• [Prompt]: Look through the lines below; wherever the word "groups" appears, copy that line.

Exercise input below:

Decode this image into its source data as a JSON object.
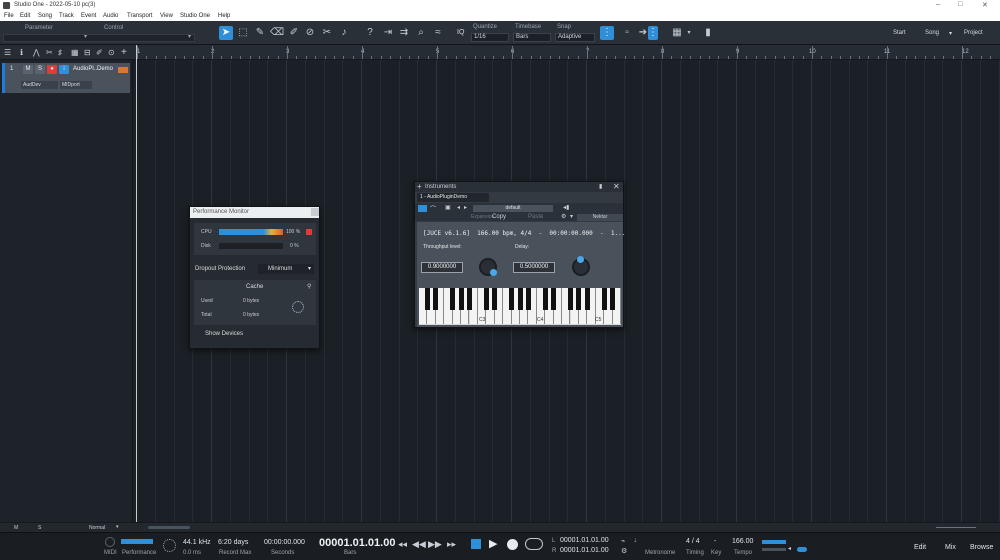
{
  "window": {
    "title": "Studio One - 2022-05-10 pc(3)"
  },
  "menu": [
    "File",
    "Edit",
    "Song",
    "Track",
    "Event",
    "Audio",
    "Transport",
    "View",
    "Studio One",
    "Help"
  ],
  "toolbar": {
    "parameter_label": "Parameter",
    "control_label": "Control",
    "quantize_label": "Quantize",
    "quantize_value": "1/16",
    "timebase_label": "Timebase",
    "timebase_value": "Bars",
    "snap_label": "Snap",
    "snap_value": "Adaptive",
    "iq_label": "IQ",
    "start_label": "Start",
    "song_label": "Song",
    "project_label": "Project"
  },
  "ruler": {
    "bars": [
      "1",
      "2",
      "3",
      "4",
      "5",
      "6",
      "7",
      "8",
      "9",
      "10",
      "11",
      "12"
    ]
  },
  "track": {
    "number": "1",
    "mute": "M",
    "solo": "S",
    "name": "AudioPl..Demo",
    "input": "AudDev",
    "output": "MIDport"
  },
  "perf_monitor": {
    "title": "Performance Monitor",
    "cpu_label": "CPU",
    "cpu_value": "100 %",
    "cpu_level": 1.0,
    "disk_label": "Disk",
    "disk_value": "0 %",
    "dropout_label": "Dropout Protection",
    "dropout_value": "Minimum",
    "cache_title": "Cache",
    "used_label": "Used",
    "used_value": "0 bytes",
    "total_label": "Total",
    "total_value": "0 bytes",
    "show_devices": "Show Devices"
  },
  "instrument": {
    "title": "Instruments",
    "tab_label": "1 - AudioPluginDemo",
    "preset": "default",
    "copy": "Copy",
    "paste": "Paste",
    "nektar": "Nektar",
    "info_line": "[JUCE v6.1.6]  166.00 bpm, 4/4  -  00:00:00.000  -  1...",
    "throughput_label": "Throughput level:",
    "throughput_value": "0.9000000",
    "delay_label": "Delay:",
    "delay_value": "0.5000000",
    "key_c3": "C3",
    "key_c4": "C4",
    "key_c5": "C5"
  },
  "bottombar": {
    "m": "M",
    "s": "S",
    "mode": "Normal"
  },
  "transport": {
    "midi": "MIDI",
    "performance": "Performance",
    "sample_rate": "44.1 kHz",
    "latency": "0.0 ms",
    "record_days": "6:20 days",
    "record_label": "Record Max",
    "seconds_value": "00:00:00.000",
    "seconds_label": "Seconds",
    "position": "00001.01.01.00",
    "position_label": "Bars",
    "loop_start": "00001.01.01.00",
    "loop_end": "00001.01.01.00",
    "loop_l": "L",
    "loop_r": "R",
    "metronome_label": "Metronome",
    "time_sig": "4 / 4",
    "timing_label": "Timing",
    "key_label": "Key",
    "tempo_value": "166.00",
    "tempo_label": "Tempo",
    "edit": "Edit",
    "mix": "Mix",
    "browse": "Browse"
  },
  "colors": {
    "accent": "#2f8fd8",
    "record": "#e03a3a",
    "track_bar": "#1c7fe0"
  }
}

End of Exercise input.
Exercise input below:

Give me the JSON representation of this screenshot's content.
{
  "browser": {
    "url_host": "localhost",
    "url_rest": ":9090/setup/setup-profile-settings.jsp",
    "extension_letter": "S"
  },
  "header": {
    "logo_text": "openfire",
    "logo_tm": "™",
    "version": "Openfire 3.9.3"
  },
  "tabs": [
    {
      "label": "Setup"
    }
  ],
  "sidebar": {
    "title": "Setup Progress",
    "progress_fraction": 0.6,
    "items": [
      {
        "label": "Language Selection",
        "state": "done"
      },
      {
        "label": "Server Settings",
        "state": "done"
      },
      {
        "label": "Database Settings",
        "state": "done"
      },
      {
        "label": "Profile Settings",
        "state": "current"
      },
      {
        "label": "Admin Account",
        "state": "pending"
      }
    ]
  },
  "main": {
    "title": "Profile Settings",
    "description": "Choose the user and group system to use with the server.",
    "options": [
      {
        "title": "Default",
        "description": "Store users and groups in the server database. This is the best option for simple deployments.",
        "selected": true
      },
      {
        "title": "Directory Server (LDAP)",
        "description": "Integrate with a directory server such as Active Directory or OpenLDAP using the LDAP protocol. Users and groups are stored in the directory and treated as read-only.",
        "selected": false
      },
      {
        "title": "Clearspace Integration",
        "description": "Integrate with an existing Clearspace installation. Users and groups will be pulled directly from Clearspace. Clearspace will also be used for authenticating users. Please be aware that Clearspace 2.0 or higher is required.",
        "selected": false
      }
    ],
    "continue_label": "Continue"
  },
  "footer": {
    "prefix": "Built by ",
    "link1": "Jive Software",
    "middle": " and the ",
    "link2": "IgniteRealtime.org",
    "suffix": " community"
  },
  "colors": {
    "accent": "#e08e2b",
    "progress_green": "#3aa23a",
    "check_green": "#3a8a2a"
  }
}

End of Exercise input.

• [Final answer]:
        "description": "Store users and groups in the server database. This is the best option for simple deployments.",
        "description": "Integrate with a directory server such as Active Directory or OpenLDAP using the LDAP protocol. Users and groups are stored in the directory and treated as read-only.",
        "description": "Integrate with an existing Clearspace installation. Users and groups will be pulled directly from Clearspace. Clearspace will also be used for authenticating users. Please be aware that Clearspace 2.0 or higher is required.",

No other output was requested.